I just released version 2.0 of Light.GuardClauses. This version brings new features and some breaking changes. Let’s check them out!
Everything on Category: Software Engineering
Last year in May, I published Light.GuardClauses, a .NET Portable Class Library that lets you perform easy precondition checks at the beginning of your methods. Last Wednesday, I released v1.3 which brings the following new features to you…
My .NET Threading in Detail talk that I gave at the .NET Developer Group Ulm last Wednesday is now online. If you happen to speak German, you can watch it on my YouTube Channel.
My new talk about .NET Threading that I held last Monday at the .NET User Group Regensburg is now online. In it, we’ll take a look behind the curtain of threads, the thread pool, tasks and async await as well as lock-free programming.
My previous two posts about Bertrand Meyer’s Design by Contract (DbC) were mainly introductions to pre- and post-conditions and class invariants and how they can be implemented in C# – in this one we’ll check out what implications DbC has if it is combined with the inheritance mechanism of object-oriented programming languages.
If you happen to speak German, you can watch the video of my latest talk at the .NET User Group Regensburg which I held on last Monday, the 25th. of January. In it, we discuss the basics of Design by Contract with its Pre- and Post-Condtions, Class Invariants, and Variants and Invariants for loops as well as a framework called Code Contracts that provides functionality to introduce DbC in .NET. Furthermore, we check out alternatives to Code Contracts and the importance of executable specifications.
In one of my last posts, I discussed the basics of Bertrand Meyer’s Design by Contract, namely pre- and post-conditions on methods. These Boolean assertions are used to check if the caller supplied valid arguments and performed the call while the target object was in a valid state, as well as to verify that the method produced the correct return value and/or side effects after it executed completely. This allows us to give semantical meaning to methods on our objects.
In one of his recent posts, Mark Seemann argued that you should not use the internal modifier for types and their members, because this decreases the testability of your code. While I totally agree with him on the subject, I want to highlight another reason for not using internal: the extensibility of your reusable code bases.
In my video series on the Dependency Inversion Principle that you can watch on YouTube now, I talk a lot about object-oriented abstractions and how we can use them to structure our code in a loosely coupled way. But I didn’t really specify what ‘Abstraction’ actually means in terms of Computer Science.

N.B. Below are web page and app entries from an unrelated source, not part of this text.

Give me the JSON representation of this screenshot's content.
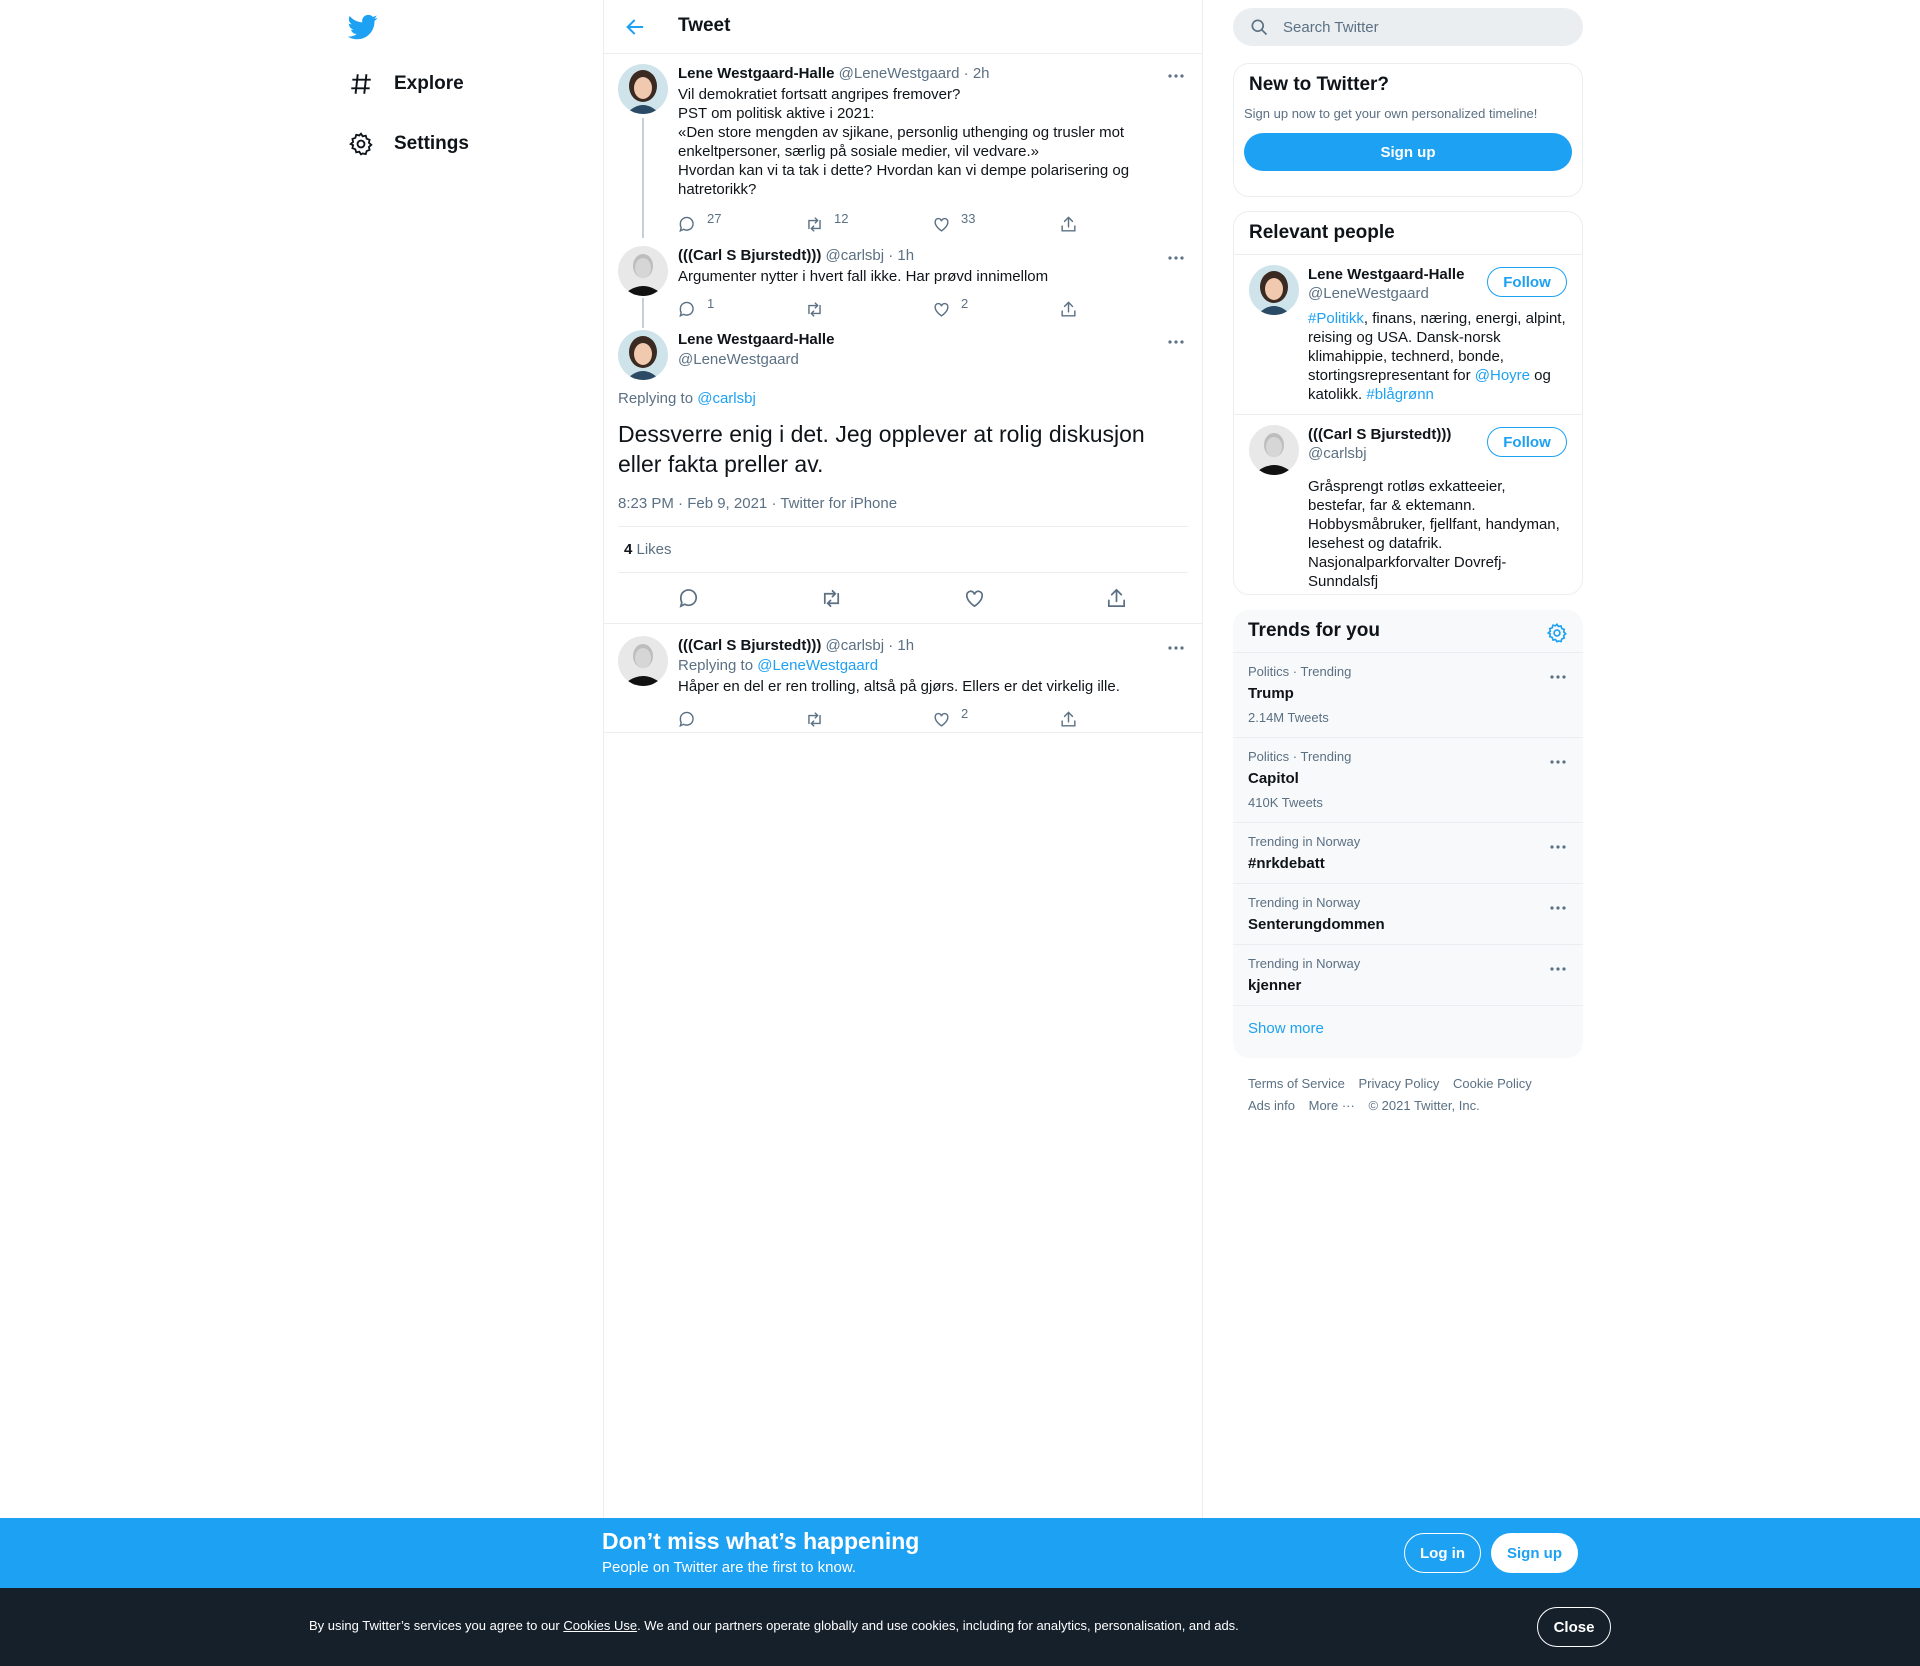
{
  "nav": {
    "items": [
      {
        "label": "Explore",
        "icon": "hashtag-icon"
      },
      {
        "label": "Settings",
        "icon": "gear-icon"
      }
    ]
  },
  "header": {
    "title": "Tweet"
  },
  "thread": [
    {
      "name": "Lene Westgaard-Halle",
      "handle": "@LeneWestgaard",
      "time": "· 2h",
      "lines": [
        "Vil demokratiet fortsatt angripes fremover?",
        "PST om politisk aktive i 2021:",
        "«Den store mengden av sjikane, personlig uthenging og trusler mot enkeltpersoner, særlig på sosiale medier, vil vedvare.»",
        "Hvordan kan vi ta tak i dette? Hvordan kan vi dempe polarisering og hatretorikk?"
      ],
      "replies": "27",
      "retweets": "12",
      "likes": "33"
    },
    {
      "name": "(((Carl S Bjurstedt)))",
      "handle": "@carlsbj",
      "time": "· 1h",
      "lines": [
        "Argumenter nytter i hvert fall ikke. Har prøvd innimellom"
      ],
      "replies": "1",
      "retweets": "",
      "likes": "2"
    }
  ],
  "main_tweet": {
    "name": "Lene Westgaard-Halle",
    "handle": "@LeneWestgaard",
    "replying_prefix": "Replying to ",
    "replying_to": "@carlsbj",
    "text": "Dessverre enig i det. Jeg opplever at rolig diskusjon eller fakta preller av.",
    "time": "8:23 PM · Feb 9, 2021",
    "source": "Twitter for iPhone",
    "likes_count": "4",
    "likes_label": " Likes"
  },
  "reply": {
    "name": "(((Carl S Bjurstedt)))",
    "handle": "@carlsbj",
    "time": "· 1h",
    "replying_prefix": "Replying to ",
    "replying_to": "@LeneWestgaard",
    "text": "Håper en del er ren trolling, altså på gjørs. Ellers er det virkelig ille.",
    "replies": "",
    "retweets": "",
    "likes": "2"
  },
  "search": {
    "placeholder": "Search Twitter"
  },
  "new_to_twitter": {
    "title": "New to Twitter?",
    "subtitle": "Sign up now to get your own personalized timeline!",
    "button": "Sign up"
  },
  "relevant_people": {
    "title": "Relevant people",
    "follow_label": "Follow",
    "people": [
      {
        "name": "Lene Westgaard-Halle",
        "handle": "@LeneWestgaard",
        "bio": {
          "tag1": "#Politikk",
          "text1": ", finans, næring, energi, alpint, reising og USA. Dansk-norsk klimahippie, technerd, bonde, stortingsrepresentant for ",
          "mention": "@Hoyre",
          "text2": " og katolikk. ",
          "tag2": "#blågrønn"
        }
      },
      {
        "name": "(((Carl S Bjurstedt)))",
        "handle": "@carlsbj",
        "bio_text": "Gråsprengt rotløs exkatteeier, bestefar, far & ektemann. Hobbysmåbruker, fjellfant, handyman, lesehest og datafrik. Nasjonalparkforvalter Dovrefj-Sunndalsfj"
      }
    ]
  },
  "trends": {
    "title": "Trends for you",
    "items": [
      {
        "meta": "Politics · Trending",
        "name": "Trump",
        "count": "2.14M Tweets"
      },
      {
        "meta": "Politics · Trending",
        "name": "Capitol",
        "count": "410K Tweets"
      },
      {
        "meta": "Trending in Norway",
        "name": "#nrkdebatt",
        "count": ""
      },
      {
        "meta": "Trending in Norway",
        "name": "Senterungdommen",
        "count": ""
      },
      {
        "meta": "Trending in Norway",
        "name": "kjenner",
        "count": ""
      }
    ],
    "show_more": "Show more"
  },
  "footer": {
    "links": [
      "Terms of Service",
      "Privacy Policy",
      "Cookie Policy",
      "Ads info",
      "More ···"
    ],
    "copyright": "© 2021 Twitter, Inc."
  },
  "banner": {
    "title": "Don’t miss what’s happening",
    "subtitle": "People on Twitter are the first to know.",
    "login": "Log in",
    "signup": "Sign up"
  },
  "cookie": {
    "before": "By using Twitter’s services you agree to our ",
    "link": "Cookies Use",
    "after": ". We and our partners operate globally and use cookies, including for analytics, personalisation, and ads.",
    "close": "Close"
  },
  "colors": {
    "accent": "#1da1f2",
    "text": "#0f1419",
    "secondary": "#5b7083",
    "border": "#ebeef0",
    "cookie_bg": "#15202b"
  }
}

During the past weeks, I have been releasing videos on the Dependency Inversion Principle (DIP) which was originally published by Uncle Bob in 1996. I’m happy to announce that my video series is finished – you can watch it on YouTube now.